[Opening Entries provided section]

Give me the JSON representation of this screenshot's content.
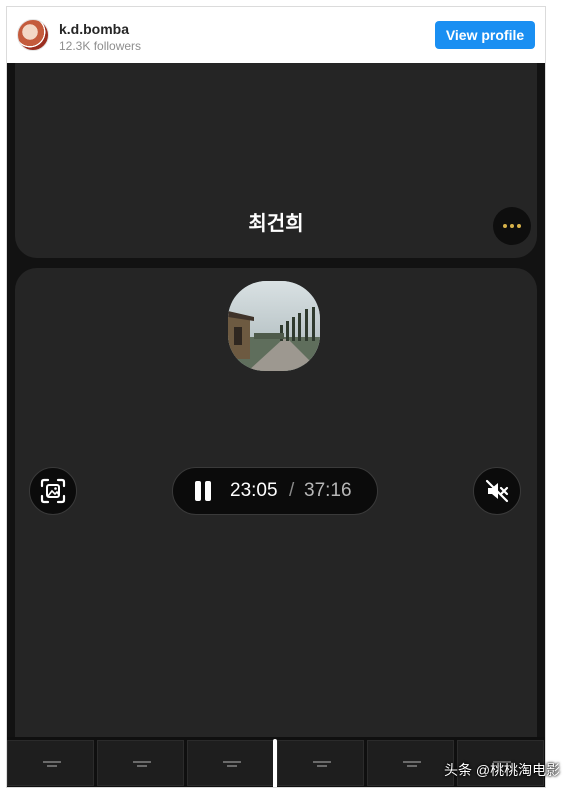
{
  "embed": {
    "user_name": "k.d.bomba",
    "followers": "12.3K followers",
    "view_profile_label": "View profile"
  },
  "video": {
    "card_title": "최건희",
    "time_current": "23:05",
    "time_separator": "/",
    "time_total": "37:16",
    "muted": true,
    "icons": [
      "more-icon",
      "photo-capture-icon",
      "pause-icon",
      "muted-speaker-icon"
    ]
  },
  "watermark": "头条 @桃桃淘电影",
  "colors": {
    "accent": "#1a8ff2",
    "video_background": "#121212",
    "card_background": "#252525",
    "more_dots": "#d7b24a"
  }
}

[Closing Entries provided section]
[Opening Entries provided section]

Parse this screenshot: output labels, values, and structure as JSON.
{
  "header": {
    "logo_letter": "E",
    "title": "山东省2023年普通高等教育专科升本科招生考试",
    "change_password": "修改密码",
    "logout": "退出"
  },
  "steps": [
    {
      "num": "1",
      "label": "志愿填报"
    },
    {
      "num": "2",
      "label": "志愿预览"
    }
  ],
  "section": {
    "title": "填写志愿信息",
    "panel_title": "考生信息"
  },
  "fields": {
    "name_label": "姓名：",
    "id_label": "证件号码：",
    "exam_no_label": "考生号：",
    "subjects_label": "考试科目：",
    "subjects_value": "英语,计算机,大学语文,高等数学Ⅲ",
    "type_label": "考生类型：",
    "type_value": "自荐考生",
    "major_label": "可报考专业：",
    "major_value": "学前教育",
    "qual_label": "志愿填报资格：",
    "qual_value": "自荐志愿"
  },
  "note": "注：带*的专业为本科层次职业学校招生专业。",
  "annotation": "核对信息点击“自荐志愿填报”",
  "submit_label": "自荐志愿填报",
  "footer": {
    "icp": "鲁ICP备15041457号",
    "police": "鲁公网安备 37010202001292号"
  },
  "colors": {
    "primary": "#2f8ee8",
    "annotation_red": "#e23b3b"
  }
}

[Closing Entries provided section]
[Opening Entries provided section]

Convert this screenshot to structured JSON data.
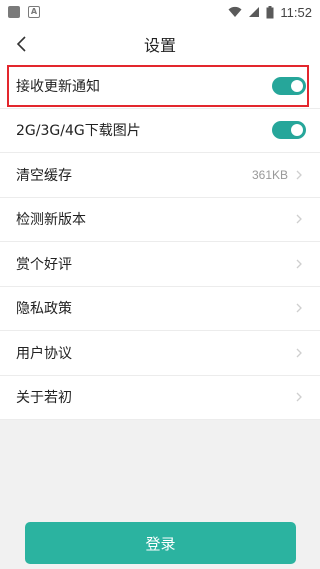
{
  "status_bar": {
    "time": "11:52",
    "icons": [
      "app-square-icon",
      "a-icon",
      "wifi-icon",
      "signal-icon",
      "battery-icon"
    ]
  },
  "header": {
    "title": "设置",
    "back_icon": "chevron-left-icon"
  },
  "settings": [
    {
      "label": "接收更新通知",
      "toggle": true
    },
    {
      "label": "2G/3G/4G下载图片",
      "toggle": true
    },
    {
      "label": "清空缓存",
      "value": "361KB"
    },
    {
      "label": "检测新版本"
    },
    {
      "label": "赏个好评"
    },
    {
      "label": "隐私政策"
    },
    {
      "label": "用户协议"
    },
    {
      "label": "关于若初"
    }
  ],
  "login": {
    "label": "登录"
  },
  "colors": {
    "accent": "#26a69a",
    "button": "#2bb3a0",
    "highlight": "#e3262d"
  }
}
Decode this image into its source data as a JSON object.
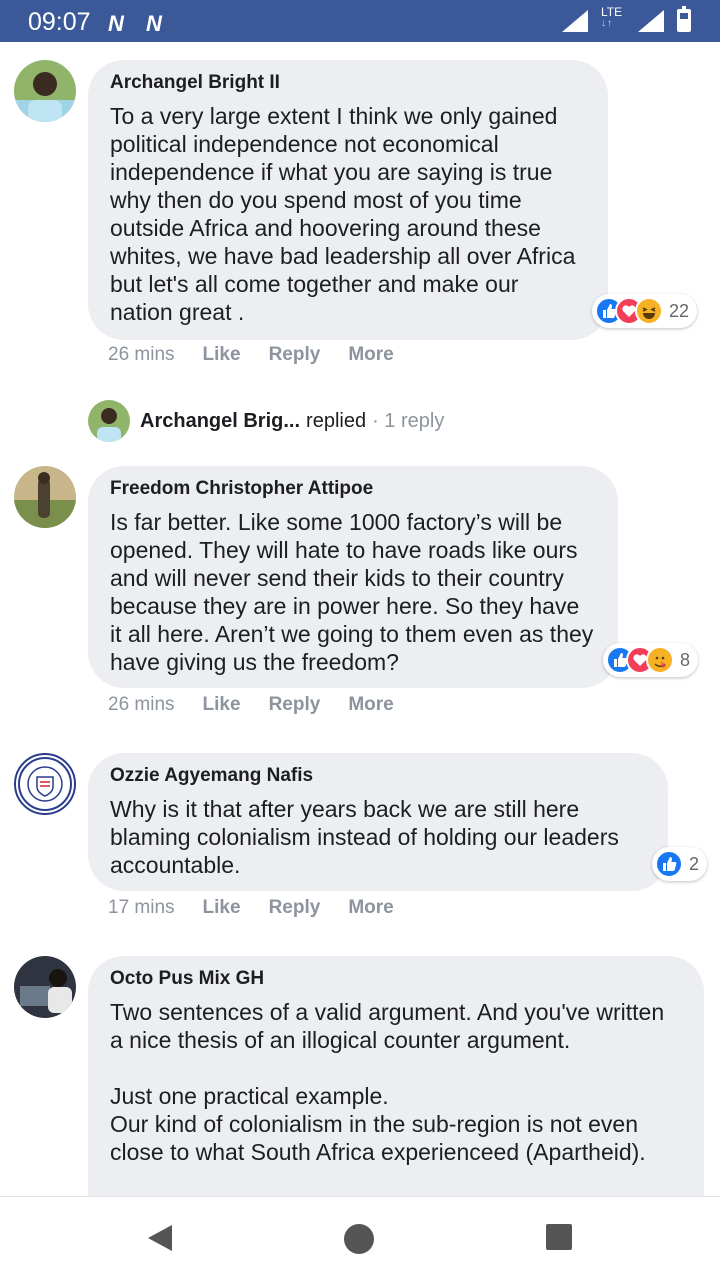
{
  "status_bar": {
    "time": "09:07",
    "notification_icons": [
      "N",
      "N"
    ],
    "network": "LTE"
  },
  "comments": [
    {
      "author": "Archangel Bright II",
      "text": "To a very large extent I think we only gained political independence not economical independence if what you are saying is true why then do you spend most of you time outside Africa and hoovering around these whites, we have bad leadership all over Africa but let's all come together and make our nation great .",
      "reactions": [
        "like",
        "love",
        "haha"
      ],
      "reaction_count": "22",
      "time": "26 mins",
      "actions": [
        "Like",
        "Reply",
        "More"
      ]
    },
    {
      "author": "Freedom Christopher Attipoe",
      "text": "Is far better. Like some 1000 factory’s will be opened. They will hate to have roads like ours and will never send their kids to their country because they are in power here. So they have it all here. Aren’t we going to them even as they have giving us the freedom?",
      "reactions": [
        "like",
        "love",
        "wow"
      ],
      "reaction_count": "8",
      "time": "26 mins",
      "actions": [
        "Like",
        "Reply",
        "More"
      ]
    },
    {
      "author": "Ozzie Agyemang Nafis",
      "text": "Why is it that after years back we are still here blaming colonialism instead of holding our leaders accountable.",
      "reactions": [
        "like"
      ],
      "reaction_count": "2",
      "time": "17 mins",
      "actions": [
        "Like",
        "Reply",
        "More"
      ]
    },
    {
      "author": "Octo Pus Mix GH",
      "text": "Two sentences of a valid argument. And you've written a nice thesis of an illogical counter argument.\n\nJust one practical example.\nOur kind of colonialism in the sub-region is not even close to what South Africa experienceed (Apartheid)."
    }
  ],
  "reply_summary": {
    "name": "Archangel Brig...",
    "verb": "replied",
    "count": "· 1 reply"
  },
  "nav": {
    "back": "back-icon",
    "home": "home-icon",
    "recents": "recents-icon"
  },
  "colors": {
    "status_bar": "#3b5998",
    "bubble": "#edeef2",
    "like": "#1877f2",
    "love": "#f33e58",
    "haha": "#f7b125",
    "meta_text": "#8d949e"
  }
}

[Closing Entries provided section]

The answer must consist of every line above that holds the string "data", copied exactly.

### Written reply
Convert this screenshot to structured JSON data.
Decode this image into its source data as a JSON object.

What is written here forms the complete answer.